Considering all the inter-connections between the stars, the directors and the choreographers; Hong Kong Cinema appears to be a very small and tight knit industry. But now that Woo-Ping is more internationally known his influence has “shaken up” the expectations of American audiences. They want to see their actors perform more than two moves before being edited from another angle, there is far more appreciation for the skills being displayed on the screen. For instance the “Kill Bill’s”; where Woo-Ping was the action choreographer and fight adviser; was seen as having intentionally over the top violence from the perspective of American Film perspective but also was regarded a tribute to Hong Kung Cinema and the revenge genre. This film certainly offered something new to the American audience and of course Tarentino’s pairing with Woo-Ping has contributed to the raised expectations of the western audience as well appreciation for the martial arts aspect of films.

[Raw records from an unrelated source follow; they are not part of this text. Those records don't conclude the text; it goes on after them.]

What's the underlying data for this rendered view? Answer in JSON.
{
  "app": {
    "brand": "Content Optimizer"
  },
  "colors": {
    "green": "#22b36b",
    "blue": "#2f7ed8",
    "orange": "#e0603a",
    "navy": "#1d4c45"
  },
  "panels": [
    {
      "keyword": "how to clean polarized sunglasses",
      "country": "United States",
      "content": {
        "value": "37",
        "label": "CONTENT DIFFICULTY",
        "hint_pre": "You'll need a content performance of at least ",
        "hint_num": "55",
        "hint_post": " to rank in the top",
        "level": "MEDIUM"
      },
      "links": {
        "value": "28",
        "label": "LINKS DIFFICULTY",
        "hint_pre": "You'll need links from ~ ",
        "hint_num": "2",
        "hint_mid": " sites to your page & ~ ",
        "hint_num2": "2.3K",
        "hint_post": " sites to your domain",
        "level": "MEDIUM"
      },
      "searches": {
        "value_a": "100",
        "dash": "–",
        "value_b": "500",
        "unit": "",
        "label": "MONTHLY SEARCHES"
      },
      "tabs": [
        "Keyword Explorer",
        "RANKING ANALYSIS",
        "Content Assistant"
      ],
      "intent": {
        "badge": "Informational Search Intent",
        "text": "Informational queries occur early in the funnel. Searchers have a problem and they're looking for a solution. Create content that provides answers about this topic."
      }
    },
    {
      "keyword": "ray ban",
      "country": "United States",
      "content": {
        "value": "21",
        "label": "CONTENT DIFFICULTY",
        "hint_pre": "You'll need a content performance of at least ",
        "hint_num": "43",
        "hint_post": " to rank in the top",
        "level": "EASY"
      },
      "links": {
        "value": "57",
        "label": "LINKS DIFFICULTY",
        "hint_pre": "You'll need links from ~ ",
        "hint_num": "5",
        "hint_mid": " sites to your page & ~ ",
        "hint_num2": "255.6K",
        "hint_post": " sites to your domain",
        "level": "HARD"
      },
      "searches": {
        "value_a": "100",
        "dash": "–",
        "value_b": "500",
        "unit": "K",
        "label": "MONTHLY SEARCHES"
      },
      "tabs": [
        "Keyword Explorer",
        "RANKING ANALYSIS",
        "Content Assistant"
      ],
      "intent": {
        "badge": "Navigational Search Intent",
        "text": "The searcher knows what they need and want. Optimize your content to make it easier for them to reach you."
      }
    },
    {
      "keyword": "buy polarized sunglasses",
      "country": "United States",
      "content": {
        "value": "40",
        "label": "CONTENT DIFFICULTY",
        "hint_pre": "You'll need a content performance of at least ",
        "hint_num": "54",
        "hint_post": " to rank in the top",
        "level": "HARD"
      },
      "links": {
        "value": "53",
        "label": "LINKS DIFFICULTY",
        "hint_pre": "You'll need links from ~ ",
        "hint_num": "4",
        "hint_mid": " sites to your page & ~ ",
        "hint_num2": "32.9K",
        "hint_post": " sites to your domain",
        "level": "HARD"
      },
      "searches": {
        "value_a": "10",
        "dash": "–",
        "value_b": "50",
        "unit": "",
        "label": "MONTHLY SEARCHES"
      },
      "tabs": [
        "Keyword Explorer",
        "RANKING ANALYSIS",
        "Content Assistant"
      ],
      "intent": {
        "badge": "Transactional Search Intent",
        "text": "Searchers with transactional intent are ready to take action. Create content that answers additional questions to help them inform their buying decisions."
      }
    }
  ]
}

His peers regard Woo-Ping as a Master and he is held with utmost respect, which I believe he has earned. His newest project “The Great Wall” is now in production and I look forward seeing where he takes the style of fight choreography and stunt work that he presented in “Fearless” an “Unleashed”.
This weeks studio project is a bit crafty; as I am making decorations for ArtsWorcester’s event on Friday.
I was presented with a box full of cardstock, glue, stickers and hole punches then asked to come up with an idea for auction paddles. The theme of the event is “Fire and Ice” A Hot Sale on a Cool Night.
Well to me the idea of making flames w/ snowflakes and flaming snowflakes fit perfectly! Although I am a painter not a crafter I was still compelled to try my hand at this project; which I thought would give a little “flare” to the usual decor.
That and of course there’s a principle here. ArtsWorcester is an ARTS organization with a resource of about 400 artists so we should be able to pull together something a little creative for our Once a year Fundraiser, right?
so here i am cutting and pasting; taking much more time with the project than I probably should. I have 7 mostly done and 4 more to go.
I will post a couple pictures in a little while.
I started off doing the “cutesie” look and ended up making the later ones more elaborate.